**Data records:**
<<<<

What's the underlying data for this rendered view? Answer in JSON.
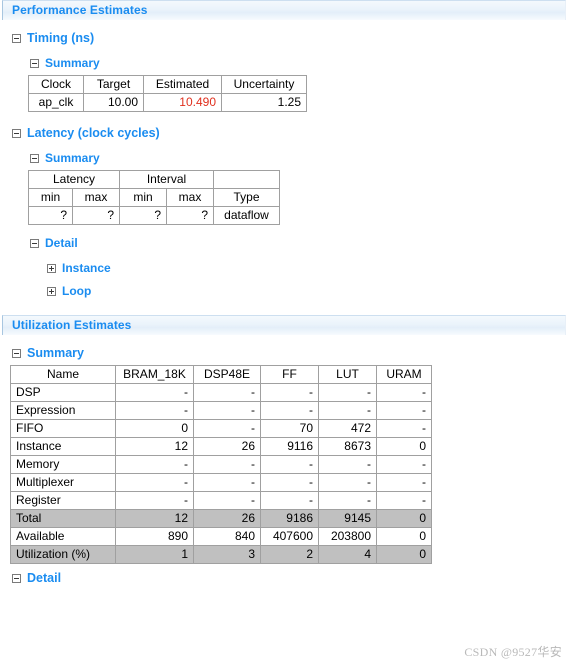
{
  "sections": [
    {
      "id": "performance",
      "title": "Performance Estimates",
      "groups": {
        "timing": {
          "label": "Timing (ns)",
          "summary_label": "Summary",
          "table": {
            "headers": [
              "Clock",
              "Target",
              "Estimated",
              "Uncertainty"
            ],
            "rows": [
              {
                "clock": "ap_clk",
                "target": "10.00",
                "estimated": "10.490",
                "uncertainty": "1.25"
              }
            ]
          }
        },
        "latency": {
          "label": "Latency (clock cycles)",
          "summary_label": "Summary",
          "detail_label": "Detail",
          "detail_items": [
            "Instance",
            "Loop"
          ],
          "table": {
            "group_headers": [
              "Latency",
              "Interval",
              ""
            ],
            "sub_headers": [
              "min",
              "max",
              "min",
              "max",
              "Type"
            ],
            "rows": [
              {
                "latency_min": "?",
                "latency_max": "?",
                "interval_min": "?",
                "interval_max": "?",
                "type": "dataflow"
              }
            ]
          }
        }
      }
    },
    {
      "id": "utilization",
      "title": "Utilization Estimates",
      "summary_label": "Summary",
      "detail_label": "Detail",
      "table": {
        "headers": [
          "Name",
          "BRAM_18K",
          "DSP48E",
          "FF",
          "LUT",
          "URAM"
        ],
        "rows": [
          {
            "name": "DSP",
            "bram": "-",
            "dsp": "-",
            "ff": "-",
            "lut": "-",
            "uram": "-",
            "shaded": false
          },
          {
            "name": "Expression",
            "bram": "-",
            "dsp": "-",
            "ff": "-",
            "lut": "-",
            "uram": "-",
            "shaded": false
          },
          {
            "name": "FIFO",
            "bram": "0",
            "dsp": "-",
            "ff": "70",
            "lut": "472",
            "uram": "-",
            "shaded": false
          },
          {
            "name": "Instance",
            "bram": "12",
            "dsp": "26",
            "ff": "9116",
            "lut": "8673",
            "uram": "0",
            "shaded": false
          },
          {
            "name": "Memory",
            "bram": "-",
            "dsp": "-",
            "ff": "-",
            "lut": "-",
            "uram": "-",
            "shaded": false
          },
          {
            "name": "Multiplexer",
            "bram": "-",
            "dsp": "-",
            "ff": "-",
            "lut": "-",
            "uram": "-",
            "shaded": false
          },
          {
            "name": "Register",
            "bram": "-",
            "dsp": "-",
            "ff": "-",
            "lut": "-",
            "uram": "-",
            "shaded": false
          },
          {
            "name": "Total",
            "bram": "12",
            "dsp": "26",
            "ff": "9186",
            "lut": "9145",
            "uram": "0",
            "shaded": true
          },
          {
            "name": "Available",
            "bram": "890",
            "dsp": "840",
            "ff": "407600",
            "lut": "203800",
            "uram": "0",
            "shaded": false
          },
          {
            "name": "Utilization (%)",
            "bram": "1",
            "dsp": "3",
            "ff": "2",
            "lut": "4",
            "uram": "0",
            "shaded": true
          }
        ]
      }
    }
  ],
  "watermark": "CSDN @9527华安",
  "colors": {
    "heading_blue": "#1a8cf0",
    "warning_red": "#e0301e",
    "shaded_row": "#c0c0c0",
    "table_border": "#a0a0a0"
  }
}
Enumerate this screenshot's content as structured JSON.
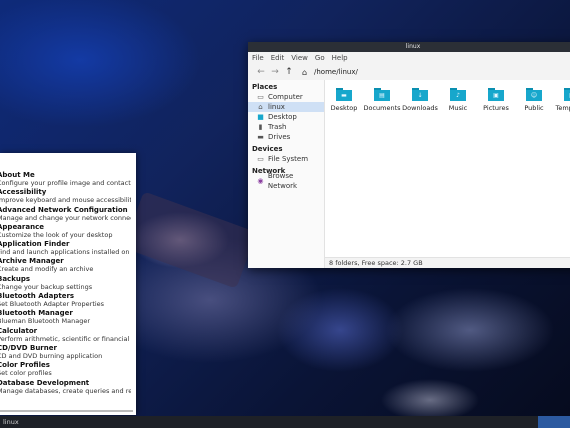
{
  "file_manager": {
    "title": "linux",
    "menu": [
      "File",
      "Edit",
      "View",
      "Go",
      "Help"
    ],
    "toolbar": {
      "back_icon": "←",
      "forward_icon": "→",
      "up_icon": "↑",
      "home_icon": "⌂"
    },
    "path": "/home/linux/",
    "sidebar": {
      "places_header": "Places",
      "places": [
        {
          "label": "Computer",
          "icon": "computer-icon"
        },
        {
          "label": "linux",
          "icon": "home-icon",
          "selected": true
        },
        {
          "label": "Desktop",
          "icon": "desktop-icon"
        },
        {
          "label": "Trash",
          "icon": "trash-icon"
        },
        {
          "label": "Drives",
          "icon": "drives-icon"
        }
      ],
      "devices_header": "Devices",
      "devices": [
        {
          "label": "File System",
          "icon": "disk-icon"
        }
      ],
      "network_header": "Network",
      "network": [
        {
          "label": "Browse Network",
          "icon": "network-icon"
        }
      ]
    },
    "folders": [
      "Desktop",
      "Documents",
      "Downloads",
      "Music",
      "Pictures",
      "Public",
      "Templates"
    ],
    "status": "8 folders, Free space: 2.7 GB"
  },
  "settings_panel": {
    "items": [
      {
        "title": "About Me",
        "desc": "Configure your profile image and contact details"
      },
      {
        "title": "Accessibility",
        "desc": "Improve keyboard and mouse accessibility"
      },
      {
        "title": "Advanced Network Configuration",
        "desc": "Manage and change your network connection settings"
      },
      {
        "title": "Appearance",
        "desc": "Customize the look of your desktop"
      },
      {
        "title": "Application Finder",
        "desc": "Find and launch applications installed on your system"
      },
      {
        "title": "Archive Manager",
        "desc": "Create and modify an archive"
      },
      {
        "title": "Backups",
        "desc": "Change your backup settings"
      },
      {
        "title": "Bluetooth Adapters",
        "desc": "Set Bluetooth Adapter Properties"
      },
      {
        "title": "Bluetooth Manager",
        "desc": "Blueman Bluetooth Manager"
      },
      {
        "title": "Calculator",
        "desc": "Perform arithmetic, scientific or financial calculations"
      },
      {
        "title": "CD/DVD Burner",
        "desc": "CD and DVD burning application"
      },
      {
        "title": "Color Profiles",
        "desc": "Set color profiles"
      },
      {
        "title": "Database Development",
        "desc": "Manage databases, create queries and reports to track data"
      }
    ]
  },
  "taskbar": {
    "task_label": "linux"
  }
}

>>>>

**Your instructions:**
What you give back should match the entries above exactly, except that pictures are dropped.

**Response for this exercise:**
What's the underlying data for this rendered view? Answer in JSON.
{
  "sections": [
    {
      "id": "performance",
      "title": "Performance Estimates",
      "groups": {
        "timing": {
          "label": "Timing (ns)",
          "summary_label": "Summary",
          "table": {
            "headers": [
              "Clock",
              "Target",
              "Estimated",
              "Uncertainty"
            ],
            "rows": [
              {
                "clock": "ap_clk",
                "target": "10.00",
                "estimated": "10.490",
                "uncertainty": "1.25"
              }
            ]
          }
        },
        "latency": {
          "label": "Latency (clock cycles)",
          "summary_label": "Summary",
          "detail_label": "Detail",
          "detail_items": [
            "Instance",
            "Loop"
          ],
          "table": {
            "group_headers": [
              "Latency",
              "Interval",
              ""
            ],
            "sub_headers": [
              "min",
              "max",
              "min",
              "max",
              "Type"
            ],
            "rows": [
              {
                "latency_min": "?",
                "latency_max": "?",
                "interval_min": "?",
                "interval_max": "?",
                "type": "dataflow"
              }
            ]
          }
        }
      }
    },
    {
      "id": "utilization",
      "title": "Utilization Estimates",
      "summary_label": "Summary",
      "detail_label": "Detail",
      "table": {
        "headers": [
          "Name",
          "BRAM_18K",
          "DSP48E",
          "FF",
          "LUT",
          "URAM"
        ],
        "rows": [
          {
            "name": "DSP",
            "bram": "-",
            "dsp": "-",
            "ff": "-",
            "lut": "-",
            "uram": "-",
            "shaded": false
          },
          {
            "name": "Expression",
            "bram": "-",
            "dsp": "-",
            "ff": "-",
            "lut": "-",
            "uram": "-",
            "shaded": false
          },
          {
            "name": "FIFO",
            "bram": "0",
            "dsp": "-",
            "ff": "70",
            "lut": "472",
            "uram": "-",
            "shaded": false
          },
          {
            "name": "Instance",
            "bram": "12",
            "dsp": "26",
            "ff": "9116",
            "lut": "8673",
            "uram": "0",
            "shaded": false
          },
          {
            "name": "Memory",
            "bram": "-",
            "dsp": "-",
            "ff": "-",
            "lut": "-",
            "uram": "-",
            "shaded": false
          },
          {
            "name": "Multiplexer",
            "bram": "-",
            "dsp": "-",
            "ff": "-",
            "lut": "-",
            "uram": "-",
            "shaded": false
          },
          {
            "name": "Register",
            "bram": "-",
            "dsp": "-",
            "ff": "-",
            "lut": "-",
            "uram": "-",
            "shaded": false
          },
          {
            "name": "Total",
            "bram": "12",
            "dsp": "26",
            "ff": "9186",
            "lut": "9145",
            "uram": "0",
            "shaded": true
          },
          {
            "name": "Available",
            "bram": "890",
            "dsp": "840",
            "ff": "407600",
            "lut": "203800",
            "uram": "0",
            "shaded": false
          },
          {
            "name": "Utilization (%)",
            "bram": "1",
            "dsp": "3",
            "ff": "2",
            "lut": "4",
            "uram": "0",
            "shaded": true
          }
        ]
      }
    }
  ],
  "watermark": "CSDN @9527华安",
  "colors": {
    "heading_blue": "#1a8cf0",
    "warning_red": "#e0301e",
    "shaded_row": "#c0c0c0",
    "table_border": "#a0a0a0"
  }
}
Enumerate this screenshot's content as structured JSON.
{
  "file_manager": {
    "title": "linux",
    "menu": [
      "File",
      "Edit",
      "View",
      "Go",
      "Help"
    ],
    "toolbar": {
      "back_icon": "←",
      "forward_icon": "→",
      "up_icon": "↑",
      "home_icon": "⌂"
    },
    "path": "/home/linux/",
    "sidebar": {
      "places_header": "Places",
      "places": [
        {
          "label": "Computer",
          "icon": "computer-icon"
        },
        {
          "label": "linux",
          "icon": "home-icon",
          "selected": true
        },
        {
          "label": "Desktop",
          "icon": "desktop-icon"
        },
        {
          "label": "Trash",
          "icon": "trash-icon"
        },
        {
          "label": "Drives",
          "icon": "drives-icon"
        }
      ],
      "devices_header": "Devices",
      "devices": [
        {
          "label": "File System",
          "icon": "disk-icon"
        }
      ],
      "network_header": "Network",
      "network": [
        {
          "label": "Browse Network",
          "icon": "network-icon"
        }
      ]
    },
    "folders": [
      "Desktop",
      "Documents",
      "Downloads",
      "Music",
      "Pictures",
      "Public",
      "Templates"
    ],
    "status": "8 folders, Free space: 2.7 GB"
  },
  "settings_panel": {
    "items": [
      {
        "title": "About Me",
        "desc": "Configure your profile image and contact details"
      },
      {
        "title": "Accessibility",
        "desc": "Improve keyboard and mouse accessibility"
      },
      {
        "title": "Advanced Network Configuration",
        "desc": "Manage and change your network connection settings"
      },
      {
        "title": "Appearance",
        "desc": "Customize the look of your desktop"
      },
      {
        "title": "Application Finder",
        "desc": "Find and launch applications installed on your system"
      },
      {
        "title": "Archive Manager",
        "desc": "Create and modify an archive"
      },
      {
        "title": "Backups",
        "desc": "Change your backup settings"
      },
      {
        "title": "Bluetooth Adapters",
        "desc": "Set Bluetooth Adapter Properties"
      },
      {
        "title": "Bluetooth Manager",
        "desc": "Blueman Bluetooth Manager"
      },
      {
        "title": "Calculator",
        "desc": "Perform arithmetic, scientific or financial calculations"
      },
      {
        "title": "CD/DVD Burner",
        "desc": "CD and DVD burning application"
      },
      {
        "title": "Color Profiles",
        "desc": "Set color profiles"
      },
      {
        "title": "Database Development",
        "desc": "Manage databases, create queries and reports to track data"
      }
    ]
  },
  "taskbar": {
    "task_label": "linux"
  }
}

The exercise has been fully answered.